Hunter’s book is an “equal opportunity offender” as he calls out the Christian Church- the Right, the Left, and the Anabaptists- and how, as Jenny Taylor observes, “all three groups merely mimic the culture in their false view of power, witnessing to little more than a desire for domination through politics that offers no relief, and no counter-narrative.”
Hunter’s modest proposal is for Christians to become “a faithful presence” in the world.

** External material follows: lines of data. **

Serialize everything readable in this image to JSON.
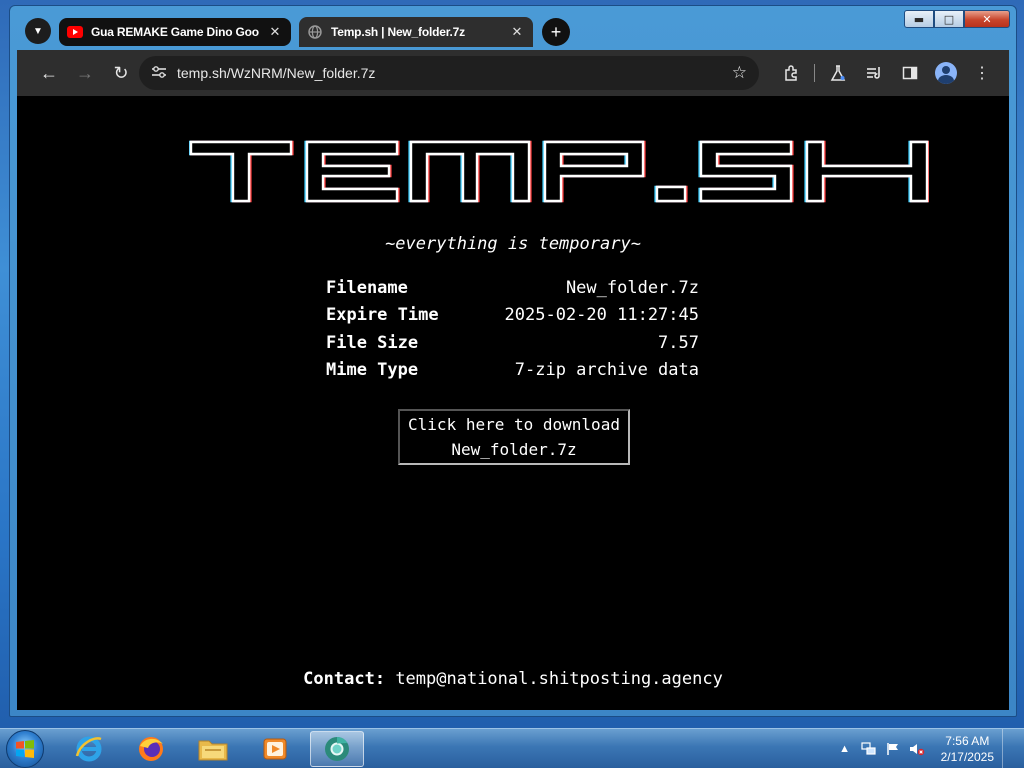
{
  "browser": {
    "tabs": [
      {
        "title": "Gua REMAKE Game Dino Goog",
        "favicon": "youtube-icon",
        "active": false
      },
      {
        "title": "Temp.sh | New_folder.7z",
        "favicon": "globe-icon",
        "active": true
      }
    ],
    "url": "temp.sh/WzNRM/New_folder.7z"
  },
  "page": {
    "logo_text": "TEMP.SH",
    "tagline": "~everything is temporary~",
    "file_info": [
      {
        "label": "Filename",
        "value": "New_folder.7z"
      },
      {
        "label": "Expire Time",
        "value": "2025-02-20 11:27:45"
      },
      {
        "label": "File Size",
        "value": "7.57"
      },
      {
        "label": "Mime Type",
        "value": "7-zip archive data"
      }
    ],
    "download_button": {
      "line1": "Click here to download",
      "line2": "New_folder.7z"
    },
    "contact": {
      "label": "Contact:",
      "email": "temp@national.shitposting.agency"
    }
  },
  "taskbar": {
    "apps": [
      "internet-explorer-icon",
      "firefox-icon",
      "file-explorer-icon",
      "media-player-icon",
      "chrome-icon"
    ],
    "clock": {
      "time": "7:56 AM",
      "date": "2/17/2025"
    }
  }
}
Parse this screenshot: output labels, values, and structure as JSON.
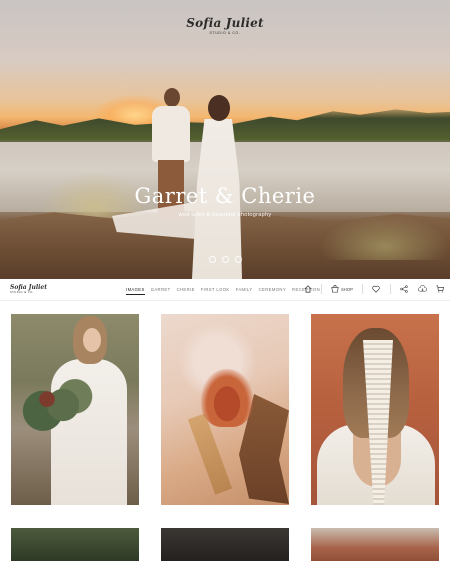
{
  "brand": {
    "name": "Sofia Juliet",
    "tagline": "STUDIO & CO."
  },
  "hero": {
    "title": "Garret & Cherie",
    "subtitle": "wed tales & beautiful photography"
  },
  "nav": {
    "links": [
      {
        "label": "IMAGES",
        "active": true
      },
      {
        "label": "GARRET",
        "active": false
      },
      {
        "label": "CHERIE",
        "active": false
      },
      {
        "label": "FIRST LOOK",
        "active": false
      },
      {
        "label": "FAMILY",
        "active": false
      },
      {
        "label": "CEREMONY",
        "active": false
      },
      {
        "label": "RECEPTION",
        "active": false
      }
    ],
    "shop_label": "SHOP",
    "icons": [
      "home-icon",
      "shop-icon",
      "heart-icon",
      "share-icon",
      "download-icon",
      "cart-icon",
      "help-icon"
    ]
  },
  "gallery": {
    "tiles": [
      "bride-with-bouquet",
      "protea-flowers",
      "bride-back-macrame",
      "greenery",
      "dark-lace",
      "desert-landscape"
    ]
  },
  "colors": {
    "text": "#222222",
    "muted": "#777777",
    "hero_text": "#ffffff"
  }
}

One summary of a presentation Hunter gave at Seattle Pacific University in 2013 offered this definition of “faithful presence: “the exercise of faith, hope, and love toward family, friends, neighbors, and — yes, enemies — in all spheres, from the classroom to the government, from the dinner table to the marketplace, from the neighborhood to the world stage.”

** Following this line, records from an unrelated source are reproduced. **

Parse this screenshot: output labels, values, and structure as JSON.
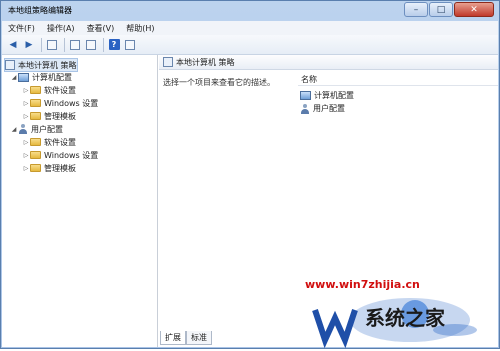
{
  "window": {
    "title": "本地组策略编辑器"
  },
  "menu": [
    "文件(F)",
    "操作(A)",
    "查看(V)",
    "帮助(H)"
  ],
  "tree": {
    "root": "本地计算机 策略",
    "computer_config": "计算机配置",
    "user_config": "用户配置",
    "software_settings": "软件设置",
    "windows_settings": "Windows 设置",
    "admin_templates": "管理模板"
  },
  "right": {
    "header": "本地计算机 策略",
    "description": "选择一个项目来查看它的描述。",
    "column_name": "名称",
    "items": [
      "计算机配置",
      "用户配置"
    ]
  },
  "tabs": [
    "扩展",
    "标准"
  ],
  "watermark": {
    "url": "www.win7zhijia.cn",
    "brand": "系统之家"
  },
  "colors": {
    "accent": "#2a62c3",
    "watermark_red": "#d10f0f"
  }
}
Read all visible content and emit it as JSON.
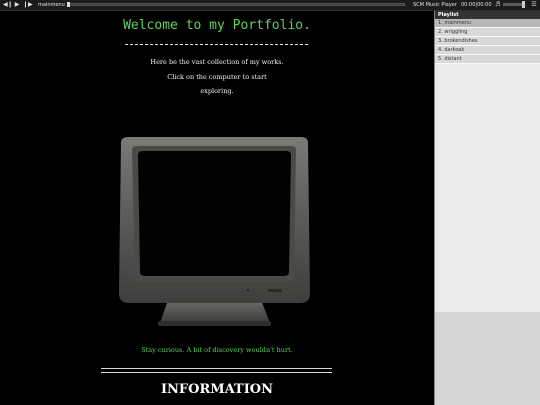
{
  "player": {
    "prev_icon": "previous-icon",
    "play_icon": "play-icon",
    "next_icon": "next-icon",
    "track": "mainmenu",
    "title": "SCM Music Player",
    "time": "00:00|00:00",
    "seek_progress": 0,
    "volume_icon": "volume-icon",
    "volume_level": 1.0,
    "playlist_toggle_icon": "playlist-toggle-icon"
  },
  "playlist": {
    "header": "Playlist",
    "items": [
      {
        "label": "1. mainmenu"
      },
      {
        "label": "2. wriggling"
      },
      {
        "label": "3. brokendishes"
      },
      {
        "label": "4. darkoak"
      },
      {
        "label": "5. distant"
      }
    ],
    "active_index": 0
  },
  "page": {
    "welcome": "Welcome to my Portfolio.",
    "intro_lines": [
      "Here be the vast collection of my works.",
      "Click on the computer to start",
      "exploring."
    ],
    "tagline": "Stay curious. A bit of discovery wouldn't hurt.",
    "info_heading": "INFORMATION"
  },
  "colors": {
    "accent_green": "#5fd25f",
    "background": "#000000"
  }
}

“This way of living was modeled for us by Jesus, said Hunter. ‘Jesus was not powerless, but he always used the power at his disposal for the good of others.’ Hunter said that the embrace of this vision ‘cannot help but generate relationships, institutions, and a kind of work that fosters meaning, purpose, truth, beauty, belonging, and fairness … not just for Christians but for everyone.’”

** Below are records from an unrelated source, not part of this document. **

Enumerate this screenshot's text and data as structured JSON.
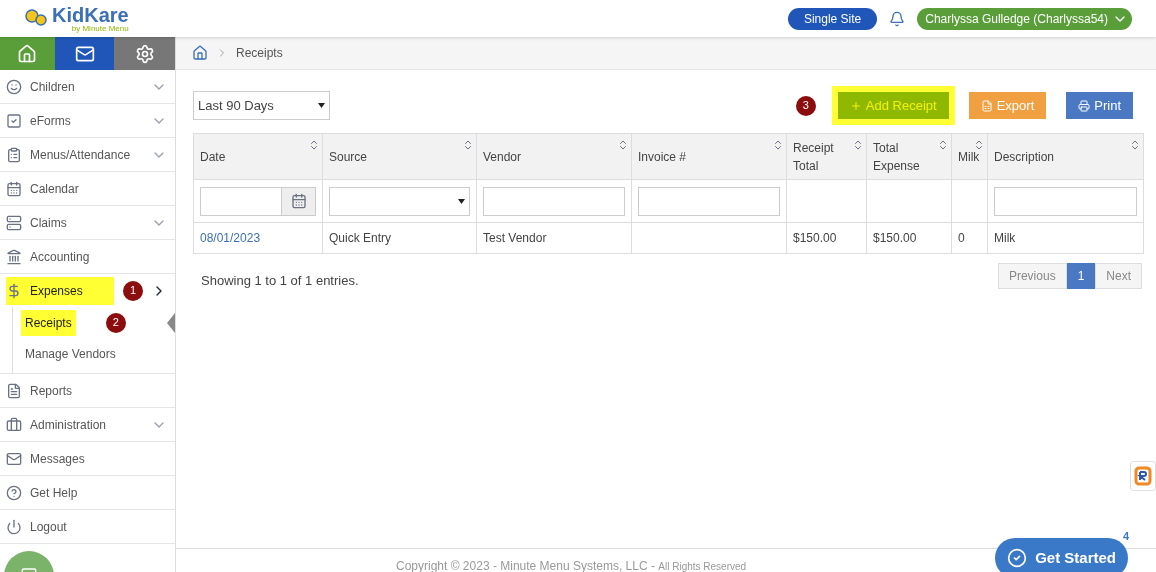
{
  "logo": {
    "name": "KidKare",
    "tagline": "by Minute Menu"
  },
  "header": {
    "site_button": "Single Site",
    "user_menu": "Charlyssa Gulledge (Charlyssa54)"
  },
  "sidebar": {
    "items": [
      {
        "label": "Children",
        "expanded": false,
        "highlighted": false
      },
      {
        "label": "eForms",
        "expanded": false,
        "highlighted": false
      },
      {
        "label": "Menus/Attendance",
        "expanded": false,
        "highlighted": false
      },
      {
        "label": "Calendar",
        "highlighted": false
      },
      {
        "label": "Claims",
        "expanded": false,
        "highlighted": false
      },
      {
        "label": "Accounting",
        "highlighted": false
      },
      {
        "label": "Expenses",
        "expanded": true,
        "highlighted": true,
        "step": "1",
        "children": [
          {
            "label": "Receipts",
            "highlighted": true,
            "selected": true,
            "step": "2"
          },
          {
            "label": "Manage Vendors",
            "highlighted": false,
            "selected": false
          }
        ]
      },
      {
        "label": "Reports",
        "highlighted": false
      },
      {
        "label": "Administration",
        "expanded": false,
        "highlighted": false
      },
      {
        "label": "Messages",
        "highlighted": false
      },
      {
        "label": "Get Help",
        "highlighted": false
      },
      {
        "label": "Logout",
        "highlighted": false
      }
    ]
  },
  "breadcrumb": [
    "Receipts"
  ],
  "range_select": {
    "value": "Last 90 Days"
  },
  "actions": [
    {
      "kind": "add",
      "label": "Add Receipt",
      "highlighted": true,
      "step": "3"
    },
    {
      "kind": "export",
      "label": "Export",
      "highlighted": false
    },
    {
      "kind": "print",
      "label": "Print",
      "highlighted": false
    }
  ],
  "table": {
    "columns": [
      "Date",
      "Source",
      "Vendor",
      "Invoice #",
      "Receipt Total",
      "Total Expense",
      "Milk",
      "Description"
    ],
    "filters": [
      {
        "kind": "date"
      },
      {
        "kind": "select"
      },
      {
        "kind": "text"
      },
      {
        "kind": "text"
      },
      {
        "kind": "empty"
      },
      {
        "kind": "empty"
      },
      {
        "kind": "empty"
      },
      {
        "kind": "text"
      }
    ],
    "rows": [
      {
        "cells": [
          "08/01/2023",
          "Quick Entry",
          "Test Vendor",
          "",
          "$150.00",
          "$150.00",
          "0",
          "Milk"
        ]
      }
    ]
  },
  "entries_info": "Showing 1 to 1 of 1 entries.",
  "pagination": [
    {
      "label": "Previous",
      "selected": false,
      "disabled": true
    },
    {
      "label": "1",
      "selected": true,
      "disabled": false
    },
    {
      "label": "Next",
      "selected": false,
      "disabled": true
    }
  ],
  "footer": {
    "copyright": "Copyright © 2023 - Minute Menu Systems, LLC -",
    "rights": "All Rights Reserved"
  },
  "get_started": {
    "label": "Get Started",
    "badge": "4"
  }
}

Oh, but how we still want to be the ones to save the day, to change the world. And we will use whatever means within our power to do so. This “faithful presence” stuff sounds more like what ivory tower theologians might write about, or what youth groups discuss at summer camps. Faithful presence does not fill up church-growth conferences or sell tons of books. Faithful presence does not convince a finance committee or a Board of Trustees that the mission of the church is more than budgets and buildings. We’ll give a little nod to the idea, but at the end of the day, we in the church operate as if we still believe that the world will only be changed by strong Christian leaders and powerful religious institutions.
Recently, we explored the contradiction in Christianity that while we claim that everything we have is to be used in service to God, we who follow Jesus tend not live this way. Naturally it follows that also wonder how we Christians follow a Christ who taught things like loving one’s enemies or putting others’ needs before our own, yet cannot bear the thought of giving up whatever influence and power we still hold.
To make a blanket generalization about the human condition seems insufficient to me. I think it goes much deeper. The idea that we might actually accomplish something significant is intoxicating. “Look God! Look what we can do. And we did it without any of your help.” If we can do the things God can do, we can feel like we are in control.
We sometimes call this a “Messiah Complex.” But isn’t the goal of our faith to become more like Jesus? Certainly it is. Except when it comes to becoming more like Jesus, maybe most of us forget the whole part about dying on a cross. There’s the ultimate expression of “faithful presence.” That’s what ultimately saved the day (and the world.) God loved the world enough to give up everything for it.
What will it take for people of the Church to lay down our lust for power and domination and simply trust that the practices of faith, hope, and love will be sufficient to truly change the world?
 James Davison Hunter, To Change the World: The Irony, Tragedy, and Possible of Christianity Today, (New York: Oxford University Press, 2010,) 259.
 Jenny Taylor, “Changing the World Through Faithful Presence: A Book Review of To Change the World,” Lausanne Global Analysis, September 2017. https://www.lausanne.org/content/lga/2017-09/changing-world-faithful-presence.
 “A Faithful Presence: Inaugural Symposium Speaker Challenges Christians to Examine the Language of ‘Changing the World,” Seattle Pacific University: Response, Summer 2013. https://spu.edu/depts/uc/response/new/2013-summer/